At least 15 cultivars of Japanese iris have earned the Royal Horticultural Society’s Award of Garden Merit.
Louisiana Iris (Iris ser. Hexagonae)
This Limniris series consists of 5 species, all native to Louisiana and nearby regions:
- Iris brevicaulis
- Iris fulva
- Iris giganticaerulea
- Iris hexagona
- Iris nelsonii
The five Louisiana Iris plants vary in color and size, some being natural variants of others.
Of the group, Iris nelsonii (AKA the Abbeville red) is exclusively native to the Turkey Island swamp, which is now privately owned to conserve the species, which may soon become threatened due to environmental changes.
Numerous dwarf cultivars have appeared over the years, and these plants are collectively referred to as miniature irises.
They tend to grow to a much smaller 6″ to 8″ inches tall but are no less breathtaking than their parent plants.
Reticulated Iris (Iris sect. Reticulatae)
A Reticulated Iris is a member of the subgenus Hermodactyloides, a section referred to as Iris sect. Reticulate gets its origins from Iris reticulata (AKA netted iris).
These irises get their collective name from the fibrous net found surrounding the bulbs.
At around 6″ inches tall, these miniature irises have a wide range of bloom colors and thrive in rocky soil.
Siberian Iris (Iris Sibirica)
One of the hardiest iris species, this Limniris species is found throughout Europe to central Asia.
Siberian Iris is a dense clumping plant with branched stems and long ribbed leaves that sometimes have a pinkish tinge at the base.
The flowers are blue to violet-blue, with the occasional white flower appearing.
Sweet Iris (Iris Pallida)

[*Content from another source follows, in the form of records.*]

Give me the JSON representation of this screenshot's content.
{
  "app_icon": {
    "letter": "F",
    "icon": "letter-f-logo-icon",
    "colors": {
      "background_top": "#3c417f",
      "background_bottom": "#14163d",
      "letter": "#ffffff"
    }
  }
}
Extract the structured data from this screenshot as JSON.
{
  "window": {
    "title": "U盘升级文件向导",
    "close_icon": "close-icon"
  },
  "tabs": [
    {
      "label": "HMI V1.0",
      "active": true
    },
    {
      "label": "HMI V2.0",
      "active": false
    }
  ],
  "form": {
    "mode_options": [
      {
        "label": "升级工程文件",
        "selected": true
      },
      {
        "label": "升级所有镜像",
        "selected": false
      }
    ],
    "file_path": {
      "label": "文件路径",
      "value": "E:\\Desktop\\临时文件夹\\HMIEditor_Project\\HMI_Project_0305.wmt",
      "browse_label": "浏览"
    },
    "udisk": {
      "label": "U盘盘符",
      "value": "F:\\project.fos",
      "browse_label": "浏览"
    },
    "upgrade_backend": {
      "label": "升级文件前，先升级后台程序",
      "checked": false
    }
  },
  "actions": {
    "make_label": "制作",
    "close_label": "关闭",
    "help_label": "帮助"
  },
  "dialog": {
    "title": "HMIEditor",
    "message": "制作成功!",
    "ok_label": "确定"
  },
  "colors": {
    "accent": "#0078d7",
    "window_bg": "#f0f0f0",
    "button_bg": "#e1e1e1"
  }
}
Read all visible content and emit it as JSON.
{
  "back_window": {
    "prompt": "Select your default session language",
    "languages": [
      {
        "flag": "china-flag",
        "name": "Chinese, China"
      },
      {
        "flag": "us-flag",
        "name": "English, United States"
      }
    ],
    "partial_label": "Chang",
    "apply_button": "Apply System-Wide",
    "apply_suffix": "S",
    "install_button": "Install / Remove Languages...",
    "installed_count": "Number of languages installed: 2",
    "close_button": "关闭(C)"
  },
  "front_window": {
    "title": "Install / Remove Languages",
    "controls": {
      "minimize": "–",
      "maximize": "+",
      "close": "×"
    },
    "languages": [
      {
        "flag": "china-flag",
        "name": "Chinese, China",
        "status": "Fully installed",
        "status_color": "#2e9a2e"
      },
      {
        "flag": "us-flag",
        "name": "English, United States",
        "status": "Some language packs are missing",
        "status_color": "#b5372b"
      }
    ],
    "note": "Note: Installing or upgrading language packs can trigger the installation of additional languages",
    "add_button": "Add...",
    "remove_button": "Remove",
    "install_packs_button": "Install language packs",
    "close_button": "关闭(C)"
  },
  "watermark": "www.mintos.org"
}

A member of the Iris subgenus, this plant grows up to 31″ inches tall and has pale purple to white flowers.
It; ‘s valued not only for its good looks but also for the essential oils found in its rhizome.
Walking Iris plants aren’t true irises, but they are members of the same family and bear a striking resemblance to iris flowers.
They get their name from how plantlets form on the flower spikes, eventually causing the plant to bend over and root almost as if it was walking.
They go by several genus names, but the most famous ones are Neomarica caerulea and Neomarica gracilis.
Water Iris (Iris Laevigata)
An excellent example of a plant with a familiar name specific to gardening circles, Iris laevigata is more commonly known among botanical circles as Japanese iris or rabbit-ear iris.
The plant gained its nickname of water iris since it’s more reliant on the water than other members of the Limniris subgenus.
Many other semi-aquatic species, such as the blue flag, are sometimes referred to as water irises.